There’s a great moment of self-parody – no one does self-parody quite like Adachi – in Cross Game (only the manga, sadly) where Aoba is recuperating from her broken leg in the hospital and Ichi-nee comes in saying “I brought the baseball manga you asked for.” Aoba takes a look at it and says disgustedly “This one? His manga aren’t really about baseball all that much! I knew I should have asked for Major…”
Aoba, Diamond no Ace would have done just fine, too, I think. Every one of the elite sports anime carrying the current anime schedule has their own nice carved out, but there’s no question about it – Ace of Diamond is a sports series for purists. It covers that most classic of manga sports, baseball, and does it in such a way that it wouldn’t have seemed out of place 20 or 40 years ago. It has heart and intensity, the characters really matter, and it gets the sports right to an admirable degree. But fundamentally this is a series about delivering exactly what you expect in a timeless way, and none of its episodes demonstrate that better than this one does.
After last week’s unfortunate recap blip we’re right back in the thick of the action this week, and that’s what this episode is – well-portrayed in-game dramatics between two interesting opponents. We finally get to see Sawamura in battle with the stakes at their highest, but first it’s a matter of seeing the implacable Yeung finally crack a bit. The first real sign of it is the walk he issues to Yuki after a screaming first-pitch foul with Taichi already on second after a tomahawked double down the left-field line. It’s a smart baseball move, but the circumstances betray a pitcher who’s finally feeling the moment – he’s at war with an opponent the likes of which he’s never faced before, and the David vs. Goliath aspect of this game is inescapable even to Yeung here.

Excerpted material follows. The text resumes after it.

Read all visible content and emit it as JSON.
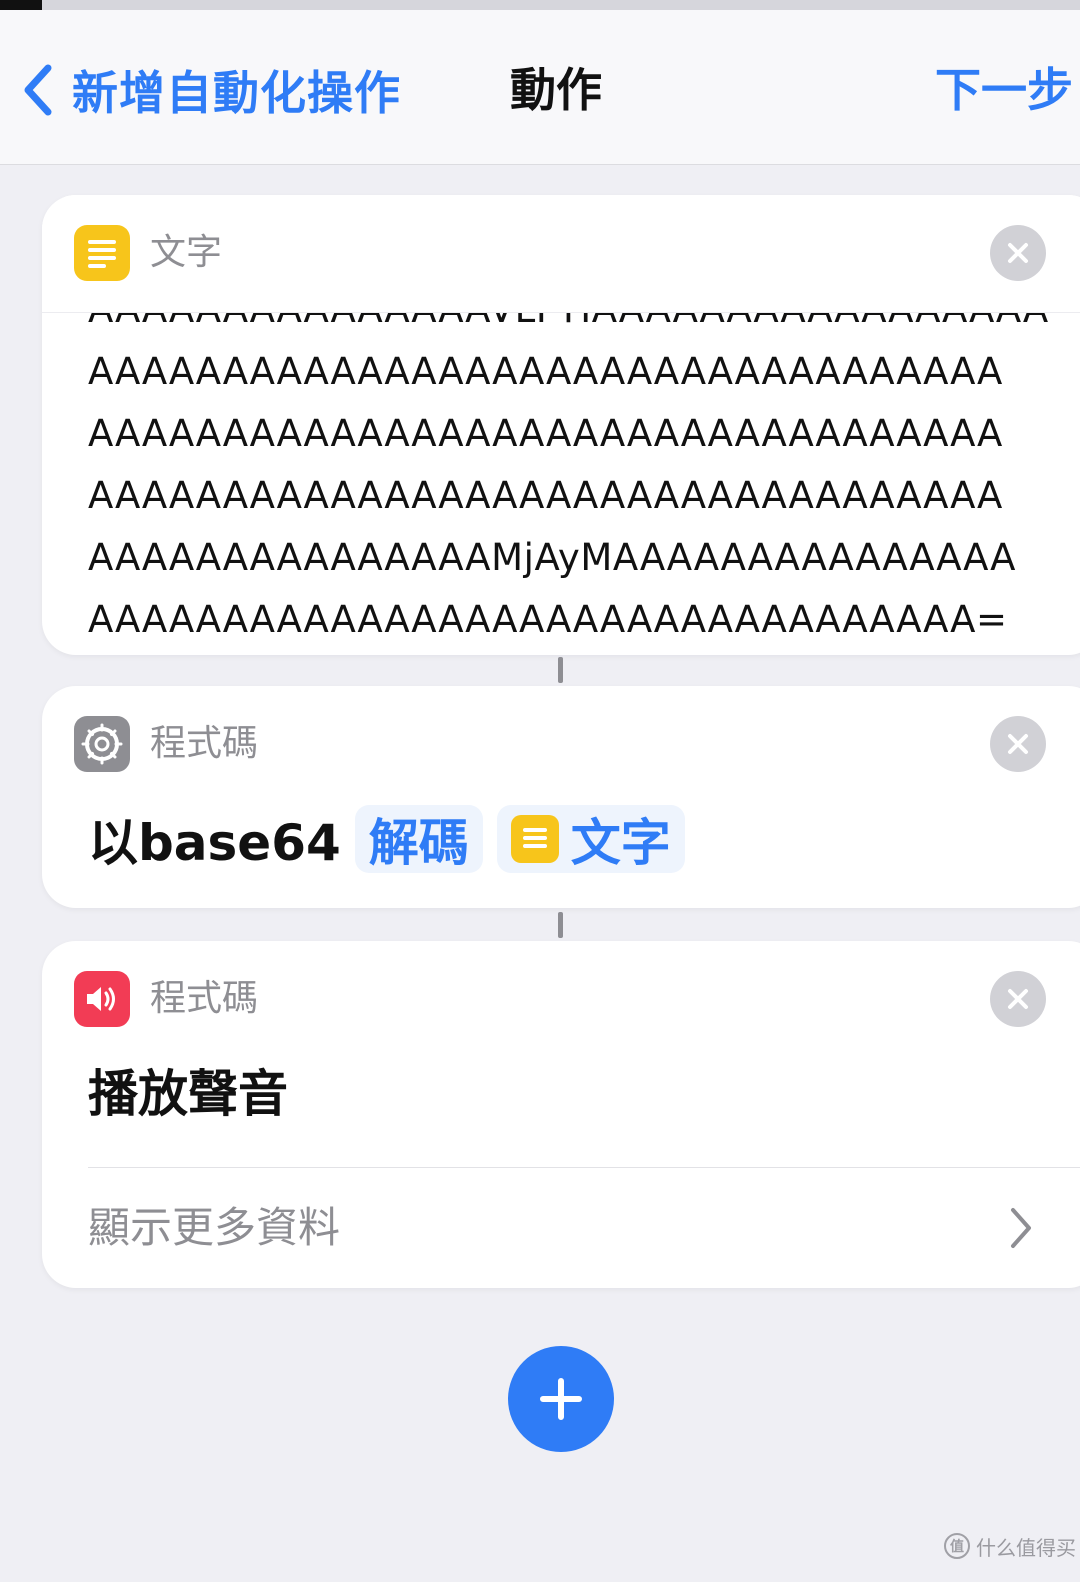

I’m definitely pulling for Eijun and it’s great to see him do well, but I find it impossible to root against Akikawa here (which I consider a sign of good writing). This is an underdog, unheralded team trying to win one for the little guys everywhere – and with the revelation that because he attended high school for six months in Taiwan before coming to Japan this is Yeung’s final year of eligibility, it’s all the more gut-wrenching knowing his career will end with this game (which Akikawa will surely lose). There are no tricks or gimmicks here – this is a genuinely likeable team with a charismatic and interesting star player, and a coach who loves him like a son. How can you root against a team like that, no matter who the opponent is?

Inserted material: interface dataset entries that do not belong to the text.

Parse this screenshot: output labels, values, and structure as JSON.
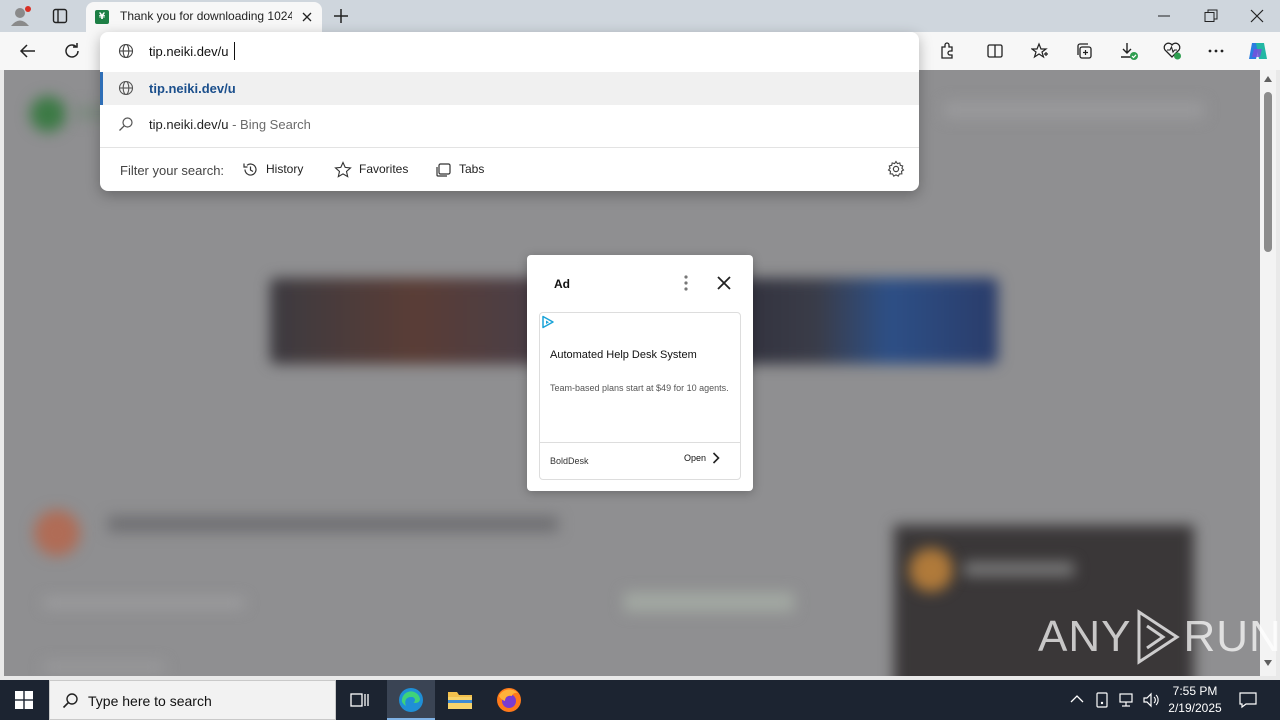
{
  "browser": {
    "tab_title": "Thank you for downloading 1024",
    "favicon_letter": "¥",
    "address_value": "tip.neiki.dev/u"
  },
  "omnibox": {
    "suggestions": [
      {
        "text": "tip.neiki.dev/u",
        "icon": "globe-icon"
      },
      {
        "text": "tip.neiki.dev/u",
        "suffix": " - Bing Search",
        "icon": "search-icon"
      }
    ],
    "filter_label": "Filter your search:",
    "filters": [
      {
        "label": "History",
        "icon": "history-icon"
      },
      {
        "label": "Favorites",
        "icon": "star-icon"
      },
      {
        "label": "Tabs",
        "icon": "tabs-icon"
      }
    ]
  },
  "ad": {
    "label": "Ad",
    "title": "Automated Help Desk System",
    "description": "Team-based plans start at $49 for 10 agents.",
    "brand": "BoldDesk",
    "cta": "Open"
  },
  "watermark": {
    "text_left": "ANY",
    "text_right": "RUN"
  },
  "taskbar": {
    "search_placeholder": "Type here to search",
    "time": "7:55 PM",
    "date": "2/19/2025"
  },
  "colors": {
    "accent": "#2f6fb7",
    "suggestion_text": "#1b4f8c",
    "taskbar": "#1c2431"
  }
}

The most fascinating battle of the episode is between Yeung and Miyuki (after #5 hitter Maezono has surprisingly bunted the runners to second and third). This shows why some catchers can be very good hitters – Miyuki understands the art of pitch sequencing, and he’s been studying Yeung for the entire game. Yeung makes nothing but good pitches to Miyuki, but Miyuki (who as we know is nails with runners in scoring position) looks for the pitch he’d ask for himself – and laces the 0-2 curve to left-center for a triple. It’s a great piece of hitting and ties the game, but Yeung gets his own back by making a great glove-hand toss to the catcher on a failed suicide squeeze attempt to nail Miyuki at the plate and preserve the tie.
As for Eijun, his debut (though he did technically face one hitter two weeks ago) doesn’t disappoint. Again, there’s no forced theatrics or trickery here – Eijun succeeds here because he shows he’s genuinely good. He throws harder than it appears, his pitches move like crazy, and despite his youth and inexperience he rises to the occasion and focuses under pressure. This is what Kataoka saw in him, and it’s truly wonderful to see it rewarded with a 1-2-3 inning. He even manages to get in Yeung’s wheelhouse, prompting a grudging compliment from the precise machine after he pops out to second (Eijun’s “Onii-san!” here is hilarious). “He’s not just some pitcher in to kill time. He’s a real game-changer.” And when Yeung says it, you know it means something.
Next week’s ep promises to be another exciting one, though also a sad one if it finds Akikawa’s journey ending. Kataoka has sent Tanba to the bullpen – not because he intends to let him pitch (when Eijun gives way, likely to Haruichi as a pinch-hitter, it will be with Kawakami entering the game) but to put pressure on the opponent. Very clever – and it’s going to be very interesting indeed to see Haru-chin finally get his chance to shine when it counts. This is really good stuff – nothing fancy, no tricks, just believable and exciting game action between two teams full of interesting characters. Sometimes, there’s just nothing like the classics.